#### Work item
Copy each line below exactly.

#### Record extracts
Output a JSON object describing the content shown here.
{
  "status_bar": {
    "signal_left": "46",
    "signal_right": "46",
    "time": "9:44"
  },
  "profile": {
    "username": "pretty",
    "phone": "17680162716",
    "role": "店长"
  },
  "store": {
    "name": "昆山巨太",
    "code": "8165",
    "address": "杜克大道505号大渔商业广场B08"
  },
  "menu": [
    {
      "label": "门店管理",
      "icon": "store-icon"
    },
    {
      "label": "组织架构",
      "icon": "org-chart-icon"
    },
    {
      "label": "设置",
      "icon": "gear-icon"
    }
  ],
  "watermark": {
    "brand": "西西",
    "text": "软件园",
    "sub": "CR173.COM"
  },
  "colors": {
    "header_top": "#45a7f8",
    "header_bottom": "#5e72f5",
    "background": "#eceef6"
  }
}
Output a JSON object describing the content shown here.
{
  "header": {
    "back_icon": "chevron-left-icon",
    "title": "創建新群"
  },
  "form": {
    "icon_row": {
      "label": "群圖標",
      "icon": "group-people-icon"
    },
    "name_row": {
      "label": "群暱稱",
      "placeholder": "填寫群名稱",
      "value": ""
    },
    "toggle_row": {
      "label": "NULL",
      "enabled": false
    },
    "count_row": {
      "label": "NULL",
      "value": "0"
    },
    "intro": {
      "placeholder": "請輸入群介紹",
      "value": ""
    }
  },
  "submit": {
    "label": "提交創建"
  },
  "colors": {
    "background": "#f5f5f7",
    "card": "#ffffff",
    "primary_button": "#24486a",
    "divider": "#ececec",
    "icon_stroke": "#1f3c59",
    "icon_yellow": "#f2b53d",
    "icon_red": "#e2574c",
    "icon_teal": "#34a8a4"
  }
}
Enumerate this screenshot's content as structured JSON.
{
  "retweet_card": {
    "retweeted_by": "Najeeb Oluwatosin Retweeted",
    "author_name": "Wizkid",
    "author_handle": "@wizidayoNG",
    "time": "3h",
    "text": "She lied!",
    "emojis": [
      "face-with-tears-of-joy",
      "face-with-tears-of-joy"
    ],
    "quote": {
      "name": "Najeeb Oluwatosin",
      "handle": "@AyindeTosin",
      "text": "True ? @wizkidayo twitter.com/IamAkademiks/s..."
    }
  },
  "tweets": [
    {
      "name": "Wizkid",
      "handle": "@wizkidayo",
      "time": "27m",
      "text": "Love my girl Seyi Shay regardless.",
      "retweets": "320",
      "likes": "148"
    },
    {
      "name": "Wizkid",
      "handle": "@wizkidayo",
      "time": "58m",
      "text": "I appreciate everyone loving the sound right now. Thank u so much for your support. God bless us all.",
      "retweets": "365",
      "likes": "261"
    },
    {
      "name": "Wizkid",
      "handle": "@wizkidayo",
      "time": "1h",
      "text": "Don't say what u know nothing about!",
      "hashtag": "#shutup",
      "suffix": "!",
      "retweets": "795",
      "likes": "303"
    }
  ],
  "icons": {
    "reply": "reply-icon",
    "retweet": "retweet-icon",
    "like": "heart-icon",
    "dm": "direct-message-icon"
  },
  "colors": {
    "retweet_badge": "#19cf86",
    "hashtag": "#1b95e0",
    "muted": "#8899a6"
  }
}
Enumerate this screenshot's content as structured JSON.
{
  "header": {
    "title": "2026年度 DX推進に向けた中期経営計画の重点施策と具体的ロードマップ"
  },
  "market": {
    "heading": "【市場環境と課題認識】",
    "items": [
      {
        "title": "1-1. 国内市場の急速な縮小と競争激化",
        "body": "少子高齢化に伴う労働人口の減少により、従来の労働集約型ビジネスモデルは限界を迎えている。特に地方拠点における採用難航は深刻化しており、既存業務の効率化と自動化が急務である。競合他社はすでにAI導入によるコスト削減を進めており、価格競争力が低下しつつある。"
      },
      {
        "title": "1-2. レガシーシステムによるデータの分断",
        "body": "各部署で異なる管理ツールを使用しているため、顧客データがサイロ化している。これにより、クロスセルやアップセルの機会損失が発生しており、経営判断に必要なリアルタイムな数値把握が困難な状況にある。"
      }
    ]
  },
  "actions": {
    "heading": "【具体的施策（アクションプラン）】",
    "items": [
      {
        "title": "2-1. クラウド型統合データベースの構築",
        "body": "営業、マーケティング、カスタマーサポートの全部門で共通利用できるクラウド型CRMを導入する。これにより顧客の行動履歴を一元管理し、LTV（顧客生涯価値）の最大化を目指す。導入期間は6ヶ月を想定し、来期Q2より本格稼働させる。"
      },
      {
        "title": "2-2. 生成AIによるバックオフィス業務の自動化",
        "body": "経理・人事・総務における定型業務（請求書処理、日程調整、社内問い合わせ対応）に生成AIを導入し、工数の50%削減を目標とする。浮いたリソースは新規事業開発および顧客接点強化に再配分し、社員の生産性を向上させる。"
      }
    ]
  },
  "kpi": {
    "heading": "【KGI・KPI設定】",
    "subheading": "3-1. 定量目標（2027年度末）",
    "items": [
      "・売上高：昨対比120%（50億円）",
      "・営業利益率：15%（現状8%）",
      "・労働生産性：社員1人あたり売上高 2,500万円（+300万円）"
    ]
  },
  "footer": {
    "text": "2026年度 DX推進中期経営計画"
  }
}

#### Completed exercise
Output a JSON object describing the content shown here.
{
  "status_bar": {
    "signal_left": "46",
    "signal_right": "46",
    "time": "9:44"
  },
  "profile": {
    "username": "pretty",
    "phone": "17680162716",
    "role": "店长"
  },
  "store": {
    "name": "昆山巨太",
    "code": "8165",
    "address": "杜克大道505号大渔商业广场B08"
  },
  "menu": [
    {
      "label": "门店管理",
      "icon": "store-icon"
    },
    {
      "label": "组织架构",
      "icon": "org-chart-icon"
    },
    {
      "label": "设置",
      "icon": "gear-icon"
    }
  ],
  "watermark": {
    "brand": "西西",
    "text": "软件园",
    "sub": "CR173.COM"
  },
  "colors": {
    "header_top": "#45a7f8",
    "header_bottom": "#5e72f5",
    "background": "#eceef6"
  }
}
Output a JSON object describing the content shown here.
{
  "header": {
    "back_icon": "chevron-left-icon",
    "title": "創建新群"
  },
  "form": {
    "icon_row": {
      "label": "群圖標",
      "icon": "group-people-icon"
    },
    "name_row": {
      "label": "群暱稱",
      "placeholder": "填寫群名稱",
      "value": ""
    },
    "toggle_row": {
      "label": "NULL",
      "enabled": false
    },
    "count_row": {
      "label": "NULL",
      "value": "0"
    },
    "intro": {
      "placeholder": "請輸入群介紹",
      "value": ""
    }
  },
  "submit": {
    "label": "提交創建"
  },
  "colors": {
    "background": "#f5f5f7",
    "card": "#ffffff",
    "primary_button": "#24486a",
    "divider": "#ececec",
    "icon_stroke": "#1f3c59",
    "icon_yellow": "#f2b53d",
    "icon_red": "#e2574c",
    "icon_teal": "#34a8a4"
  }
}
Enumerate this screenshot's content as structured JSON.
{
  "retweet_card": {
    "retweeted_by": "Najeeb Oluwatosin Retweeted",
    "author_name": "Wizkid",
    "author_handle": "@wizidayoNG",
    "time": "3h",
    "text": "She lied!",
    "emojis": [
      "face-with-tears-of-joy",
      "face-with-tears-of-joy"
    ],
    "quote": {
      "name": "Najeeb Oluwatosin",
      "handle": "@AyindeTosin",
      "text": "True ? @wizkidayo twitter.com/IamAkademiks/s..."
    }
  },
  "tweets": [
    {
      "name": "Wizkid",
      "handle": "@wizkidayo",
      "time": "27m",
      "text": "Love my girl Seyi Shay regardless.",
      "retweets": "320",
      "likes": "148"
    },
    {
      "name": "Wizkid",
      "handle": "@wizkidayo",
      "time": "58m",
      "text": "I appreciate everyone loving the sound right now. Thank u so much for your support. God bless us all.",
      "retweets": "365",
      "likes": "261"
    },
    {
      "name": "Wizkid",
      "handle": "@wizkidayo",
      "time": "1h",
      "text": "Don't say what u know nothing about!",
      "hashtag": "#shutup",
      "suffix": "!",
      "retweets": "795",
      "likes": "303"
    }
  ],
  "icons": {
    "reply": "reply-icon",
    "retweet": "retweet-icon",
    "like": "heart-icon",
    "dm": "direct-message-icon"
  },
  "colors": {
    "retweet_badge": "#19cf86",
    "hashtag": "#1b95e0",
    "muted": "#8899a6"
  }
}
Enumerate this screenshot's content as structured JSON.
{
  "header": {
    "title": "2026年度 DX推進に向けた中期経営計画の重点施策と具体的ロードマップ"
  },
  "market": {
    "heading": "【市場環境と課題認識】",
    "items": [
      {
        "title": "1-1. 国内市場の急速な縮小と競争激化",
        "body": "少子高齢化に伴う労働人口の減少により、従来の労働集約型ビジネスモデルは限界を迎えている。特に地方拠点における採用難航は深刻化しており、既存業務の効率化と自動化が急務である。競合他社はすでにAI導入によるコスト削減を進めており、価格競争力が低下しつつある。"
      },
      {
        "title": "1-2. レガシーシステムによるデータの分断",
        "body": "各部署で異なる管理ツールを使用しているため、顧客データがサイロ化している。これにより、クロスセルやアップセルの機会損失が発生しており、経営判断に必要なリアルタイムな数値把握が困難な状況にある。"
      }
    ]
  },
  "actions": {
    "heading": "【具体的施策（アクションプラン）】",
    "items": [
      {
        "title": "2-1. クラウド型統合データベースの構築",
        "body": "営業、マーケティング、カスタマーサポートの全部門で共通利用できるクラウド型CRMを導入する。これにより顧客の行動履歴を一元管理し、LTV（顧客生涯価値）の最大化を目指す。導入期間は6ヶ月を想定し、来期Q2より本格稼働させる。"
      },
      {
        "title": "2-2. 生成AIによるバックオフィス業務の自動化",
        "body": "経理・人事・総務における定型業務（請求書処理、日程調整、社内問い合わせ対応）に生成AIを導入し、工数の50%削減を目標とする。浮いたリソースは新規事業開発および顧客接点強化に再配分し、社員の生産性を向上させる。"
      }
    ]
  },
  "kpi": {
    "heading": "【KGI・KPI設定】",
    "subheading": "3-1. 定量目標（2027年度末）",
    "items": [
      "・売上高：昨対比120%（50億円）",
      "・営業利益率：15%（現状8%）",
      "・労働生産性：社員1人あたり売上高 2,500万円（+300万円）"
    ]
  },
  "footer": {
    "text": "2026年度 DX推進中期経営計画"
  }
}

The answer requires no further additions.